Why today's shift to international stocks may signal the start of a longer-term trend
Investors are allocating more new assets overseas than to the United States for the first time in several years.
Net new investments in international equities reached nearly $70 billion in the first four months of 2017, versus $41 billion for U.S. equities.1 Moreover, investors committed new assets to both actively and passively managed international strategies, whereas only passively managed U.S. equity funds received net new inflows. This is an encouraging sign from an asset allocation standpoint: International stocks today represent less than 17% of all ETF and mutual fund assets but more than 40% of the world's stock market capitalization—a clear imbalance.2
From an investment standpoint, the case for international stocks is even stronger. Developed international markets returned 10.20% for the year to date through April, versus 7.16% for the S&P 500 Index. Emerging markets did even better, returning 13.88%.3 The good news for investors is that there are several reasons to suggest we may be at the start of a prolonged period of international stock outperformance.
Investors are wise to have waited to return to international markets. Until recently, international equity returns had lagged U.S. stock returns for nearly a decade. In fact, this performance drought represents the longest stretch of international stock underperformance since the early 1970s. One contributing factor was the lack of potent monetary policy in the immediate aftermath of the 2008 financial crisis, which resulted in a tepid economic and earnings recovery, and a longer time for foreign capital markets to gain positive momentum. Another key factor was political uncertainty, particularly in Europe, where markets have endured numerous referenda, testing the strength of the European Union.
That's all changing. Central banks in Europe and Japan eventually stepped up their support, and political uncertainty has begun to wane. Today, we're seeing synchronized improvement across the global economy, along with a rebound in corporate earnings. As we observe in our latest update of Market Intelligence, equity valuations overseas are much more favorable than in the United States as a result of the multi-year performance imbalance. Closing this valuation gap won't happen overnight.
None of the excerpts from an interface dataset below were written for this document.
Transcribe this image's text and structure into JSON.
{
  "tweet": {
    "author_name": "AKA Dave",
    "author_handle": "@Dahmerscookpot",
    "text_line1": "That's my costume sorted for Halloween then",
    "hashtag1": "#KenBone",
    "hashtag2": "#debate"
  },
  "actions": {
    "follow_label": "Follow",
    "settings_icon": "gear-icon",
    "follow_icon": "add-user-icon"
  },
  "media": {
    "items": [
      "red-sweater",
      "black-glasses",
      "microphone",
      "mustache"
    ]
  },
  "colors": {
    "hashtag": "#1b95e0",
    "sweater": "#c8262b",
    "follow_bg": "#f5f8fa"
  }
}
In fact, the time involved in correcting valuation imbalances is one reason why the cycles of performance between international and U.S. stocks have historically been so long.
Opportunities for adding alpha
The relative inefficiency of international markets and uneven reporting of non-U.S. companies can give skilled international managers an edge over their U.S. counterparts. As Head of Investments Leo Zerilli recently noted, analysts' forecasts of future earnings results have been far less accurate for international stocks than for U.S. equities, creating opportunities for active managers. Some international equity managers also add value by actively managing currency risk through hedging techniques that convert the value of shares from the local currencies of overseas markets back to U.S. dollars. Meanwhile, strategic beta passive approaches have demonstrated the ability to limit downside volatility, versus some active strategies, owing to their disciplined approach.
Whether choosing active or passive strategies—or a combination of the two—investors are clearly training their sights on international equities to take advantage of the markets' improved performance prospects. Market fundamentals and historical precedent suggest this may be the beginning of a longer-term trend.
1 Strategic Insight, May 2017. Includes ETFs and mutual funds, using Morningstar asset categories.
2 Strategic Insight, MSCI, May 2017.
3 Standard & Poors, MSCI, as of 4/28/17.
Developed international markets are represented by MSCI Europe, Australasia, and Far East (EAFE) Index, which tracks the performance of publicly traded large- and mid-cap stocks of companies in those regions. Emerging markets are represented by MSCI Emerging Markets (EM) Index, which tracks the performance of publicly traded large- and mid-cap emerging-market stocks. It is not possible to invest directly in an index.
Foreign investing, especially in emerging markets, has additional risks, such as currency and market volatility and political and social instability. Value stocks may decline in price.